In the copy, include no images, and repeat each entry precisely as written.

━━━━━━━━━━━━━━━━━━━━━━━━━━━━━━

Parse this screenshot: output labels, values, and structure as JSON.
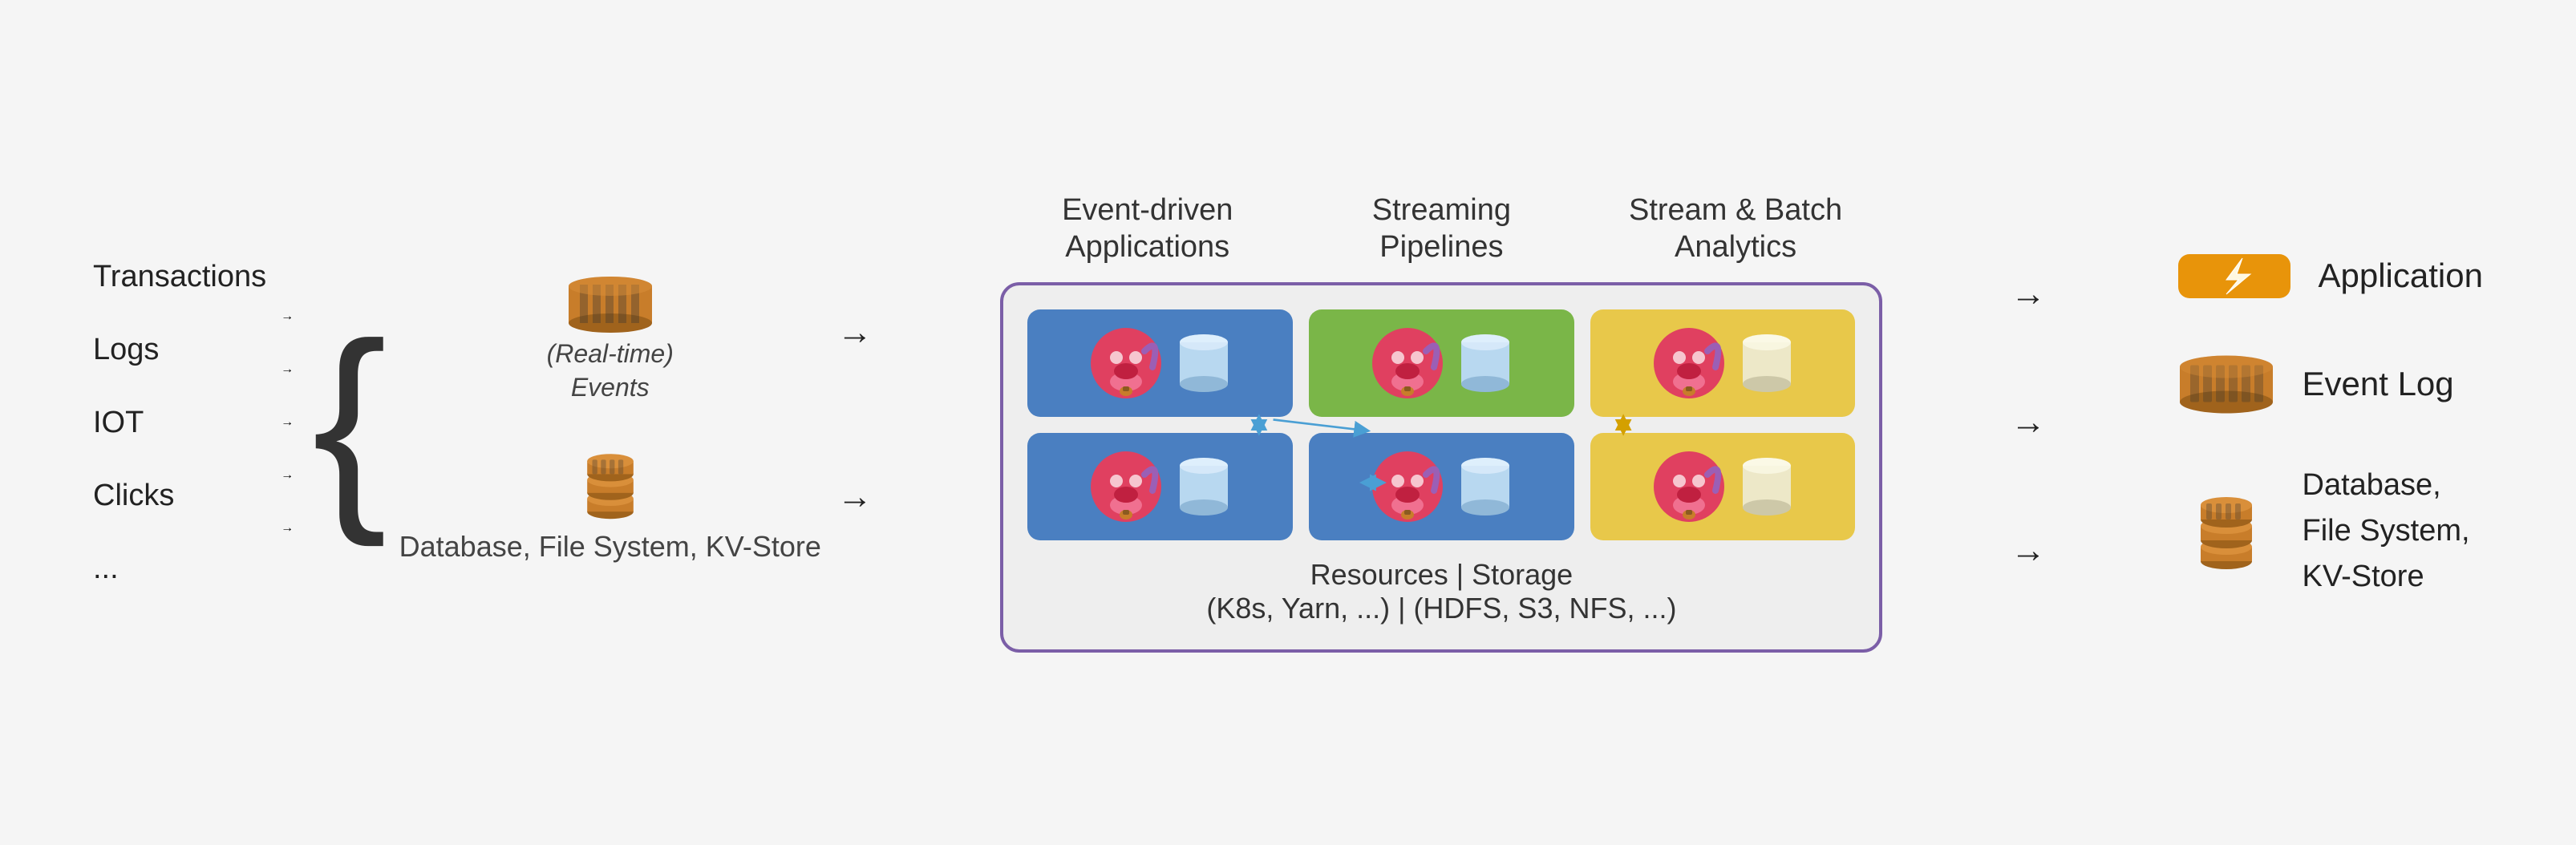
{
  "header": {
    "col1": "Event-driven\nApplications",
    "col2": "Streaming\nPipelines",
    "col3": "Stream & Batch\nAnalytics"
  },
  "inputs": {
    "labels": [
      "Transactions",
      "Logs",
      "IOT",
      "Clicks",
      "..."
    ],
    "events_label": "(Real-time)\nEvents",
    "db_label": "Database,\nFile System,\nKV-Store"
  },
  "main_box": {
    "resources_label": "Resources | Storage\n(K8s, Yarn, ...) | (HDFS, S3, NFS, ...)"
  },
  "outputs": {
    "app_label": "Application",
    "eventlog_label": "Event Log",
    "db_label": "Database,\nFile System,\nKV-Store"
  }
}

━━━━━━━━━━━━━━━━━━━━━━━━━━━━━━

__Answer to this exercise__:
Parse this screenshot: output labels, values, and structure as JSON.
{
  "header": {
    "col1": "Event-driven\nApplications",
    "col2": "Streaming\nPipelines",
    "col3": "Stream & Batch\nAnalytics"
  },
  "inputs": {
    "labels": [
      "Transactions",
      "Logs",
      "IOT",
      "Clicks",
      "..."
    ],
    "events_label": "(Real-time)\nEvents",
    "db_label": "Database,\nFile System,\nKV-Store"
  },
  "main_box": {
    "resources_label": "Resources | Storage\n(K8s, Yarn, ...) | (HDFS, S3, NFS, ...)"
  },
  "outputs": {
    "app_label": "Application",
    "eventlog_label": "Event Log",
    "db_label": "Database,\nFile System,\nKV-Store"
  }
}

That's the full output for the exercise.